» Instructions for the task:
Identify, in the records below, every line where the string "heading" appears, and copy each such line.

» Dataset rows for apps and sites:
************

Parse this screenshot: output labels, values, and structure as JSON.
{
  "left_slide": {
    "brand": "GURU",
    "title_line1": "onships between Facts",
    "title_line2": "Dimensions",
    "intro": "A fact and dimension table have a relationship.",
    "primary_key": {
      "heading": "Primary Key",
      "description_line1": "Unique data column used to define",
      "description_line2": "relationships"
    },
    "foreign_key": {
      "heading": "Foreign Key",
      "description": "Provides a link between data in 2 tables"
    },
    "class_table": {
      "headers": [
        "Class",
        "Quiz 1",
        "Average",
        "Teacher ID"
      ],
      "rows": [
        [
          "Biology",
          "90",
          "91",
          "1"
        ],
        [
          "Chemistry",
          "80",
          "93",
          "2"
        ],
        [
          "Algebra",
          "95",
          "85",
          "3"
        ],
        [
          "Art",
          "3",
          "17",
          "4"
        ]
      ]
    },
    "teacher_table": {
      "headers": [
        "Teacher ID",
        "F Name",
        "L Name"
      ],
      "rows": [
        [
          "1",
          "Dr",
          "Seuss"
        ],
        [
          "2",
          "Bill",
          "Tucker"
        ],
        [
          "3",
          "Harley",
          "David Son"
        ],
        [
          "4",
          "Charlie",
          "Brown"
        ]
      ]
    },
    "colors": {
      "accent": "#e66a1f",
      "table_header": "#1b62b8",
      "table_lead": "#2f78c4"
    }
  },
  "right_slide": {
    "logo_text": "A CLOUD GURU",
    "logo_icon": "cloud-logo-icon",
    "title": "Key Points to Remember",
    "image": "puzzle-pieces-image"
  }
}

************

» Task response:
      "heading": "Primary Key",
      "heading": "Foreign Key",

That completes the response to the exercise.